Horses revolutionized transportation, trade, and warfare. Central Asia, an ideal environment for horses to thrive, was the location of the first domestication of horses about forty-five thousand years ago. Settlers from the East brought horses to Ancient Egypt in the Eighteenth Century BCE. Egyptians used horses for war, hunting, and ceremonial purposes. The great war chariots revolutionized warfare, fueling a new golden age. Meanwhile, they did not use horses for everyday transportation or farming purposes.
Domestication of Animals
The domestication of animals was a landmark moment in the development of human civilization. Animals served a variety of benefits. They provided food, companionship, labor, transportation, and protection. Civilization meant warfare. Animals became tools of war as well.
Horses have long been symbols of power, strength, friendship, and grace. They were fundamental tools of warfare until the 20th Century. The importance of horses in warfare is shown in the famous biblical scene of the pharaoh chasing after Moses:
A chariot was a two-wheeled vehicle pulled by horses. Historians estimate this scene to have taken place around 1250 BCE. Let us take a deep dive into horses in Ancient Egypt.
Horses and Humans
Horses were alive millions of years ago. They traveled into the Americas over the same land bridge in Alaska that indigenous Americans eventually used as an ancient highway. Stone Age humans found horses fascinating. They were the top animals depicted in cave art.
The first human civilizations did not domesticate horses, even as they took advantage of the services of dogs, sheep, cattle, and other animals.
Horses largely died out at the end of the Ice Age. Horses still thrived on the steppes of Eastern Europe and Central Asia, where short grasses and shrubs grow on vast, dry stretches of land. About forty-five hundred years ago, humans in this region began to domesticate horses. Horses proved to be a game changer:
Horses were an order of magnitude faster than many of the transport systems of prehistoric Eurasia, allowing people to travel, communicate, trade, and raid across distances that would have previously been unthinkable.
A fundamental step forward involved the development of the wheel in Mesopotamia, located in the modern-day Middle East. By around 2000 BCE, the war chariot became a fearsome weapon.
Horses Come To Egypt
Ancient Egypt became a united kingdom over five thousand years ago. Horses, however, came thanks to a time they wished to forget.

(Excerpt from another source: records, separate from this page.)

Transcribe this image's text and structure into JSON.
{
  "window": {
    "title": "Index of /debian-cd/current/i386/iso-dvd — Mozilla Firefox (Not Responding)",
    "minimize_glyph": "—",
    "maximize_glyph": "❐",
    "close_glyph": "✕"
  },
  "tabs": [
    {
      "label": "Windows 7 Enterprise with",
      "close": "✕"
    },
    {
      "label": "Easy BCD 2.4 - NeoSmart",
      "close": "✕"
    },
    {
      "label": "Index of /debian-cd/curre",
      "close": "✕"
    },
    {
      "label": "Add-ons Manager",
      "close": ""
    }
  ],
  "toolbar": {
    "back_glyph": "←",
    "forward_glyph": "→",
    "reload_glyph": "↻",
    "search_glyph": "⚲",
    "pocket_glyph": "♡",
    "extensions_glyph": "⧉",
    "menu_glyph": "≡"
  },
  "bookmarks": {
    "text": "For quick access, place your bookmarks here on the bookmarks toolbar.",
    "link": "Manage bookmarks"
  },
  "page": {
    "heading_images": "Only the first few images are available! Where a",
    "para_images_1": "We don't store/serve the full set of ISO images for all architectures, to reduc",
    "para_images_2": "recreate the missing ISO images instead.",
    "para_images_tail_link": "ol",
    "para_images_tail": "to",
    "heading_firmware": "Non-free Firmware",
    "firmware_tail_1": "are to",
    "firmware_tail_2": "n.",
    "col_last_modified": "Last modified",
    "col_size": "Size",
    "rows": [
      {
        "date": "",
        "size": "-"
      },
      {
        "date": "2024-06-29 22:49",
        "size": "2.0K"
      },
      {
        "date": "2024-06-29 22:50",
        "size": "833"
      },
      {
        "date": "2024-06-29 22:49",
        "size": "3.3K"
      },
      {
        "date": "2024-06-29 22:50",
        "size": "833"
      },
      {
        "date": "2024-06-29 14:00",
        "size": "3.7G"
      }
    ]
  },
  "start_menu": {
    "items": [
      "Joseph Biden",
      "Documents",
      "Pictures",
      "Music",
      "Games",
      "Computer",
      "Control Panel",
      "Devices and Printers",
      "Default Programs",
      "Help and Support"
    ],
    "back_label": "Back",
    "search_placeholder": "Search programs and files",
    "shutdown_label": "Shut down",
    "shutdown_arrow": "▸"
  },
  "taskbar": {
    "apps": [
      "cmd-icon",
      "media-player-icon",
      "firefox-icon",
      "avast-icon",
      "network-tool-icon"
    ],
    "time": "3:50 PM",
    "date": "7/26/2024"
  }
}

Horses were not native to Egypt. Semitic people from the East arrived in Egypt in the 18th Century BCE. These “rulers of foreign lands” (Hyksos in Greek) began to challenge the authority of the native Egyptians. Egyptians eventually drove them out hundreds of years later.
The Hyksos might have lived in the times of the Bible stories of Joseph and his brothers. Historians are more sure that these “foreign invaders,” demonized by later Egyptian leaders, brought horses and chariots with them. Egyptians knew a good thing when they saw it.
One of the first depictions (about 1525 BCE) of horses in Ancient Egypt is appropriately an image showing how the Hyksos were defeated. Egyptians improved the speedy but dangerous Hyksos war chariots. Egyptians developed a light, swift, and more manageable version.
The Egyptian chariot had two wheels drawn by two horses. Two men rode in the chariot. The driver steered while a warrior could safely shoot arrows and other weapons.
Another technological advancement was the yoke saddle. Stirrups came much later.
Egyptians also did not use horseshoes. Egyptian horses came in different colors, including brown and red. They were smaller than modern varieties.
Chariots revolutionized Egyptian warfare. They provided a mix of mobility, strength, and speed that served the same function as the blitzkrieg in German World War II warfare.
Horses in Egyptian Life
Horses were historically draught animals on farms and for transportation. Horse-drawn carriages and stagecoaches are familiar in American history.
Egyptian horses were expensive to maintain. A horse collar that made it easy to sit on a horse was unavailable. People used mules for transportation and oxen as draught animals.
Horses were status symbols for hunting, fighting, and ceremonial processions. They were symbols of elite status. Depictions of pharaohs often contained horses.
A carefully buried horse from three thousand years ago shows the special relationship that developed between Ancient Egyptians and horses. The tools of foreigners had become a significant part of Egyptian culture, helping them into a new golden age (the New Kingdom).
- How did horses revolutionize transportation, trade, and warfare according to the passage?
- Where was the first domestication of horses believed to have taken place, and when did it occur?
- In Ancient Egypt, what purposes were horses primarily used for, and what significance did they hold?
- What is a chariot, and how did it contribute to the revolution in warfare in Ancient Egypt?
- Why didn’t the first human civilizations domesticate horses, even though they used other animals for various purposes?
- What geographical regions allowed horses to thrive and be domesticated, and how did they impact human civilization?
- How did the development of the wheel and war chariots affect the use of horses in warfare?
- What role did horses play in Ancient Egyptian society, and why were they considered status symbols?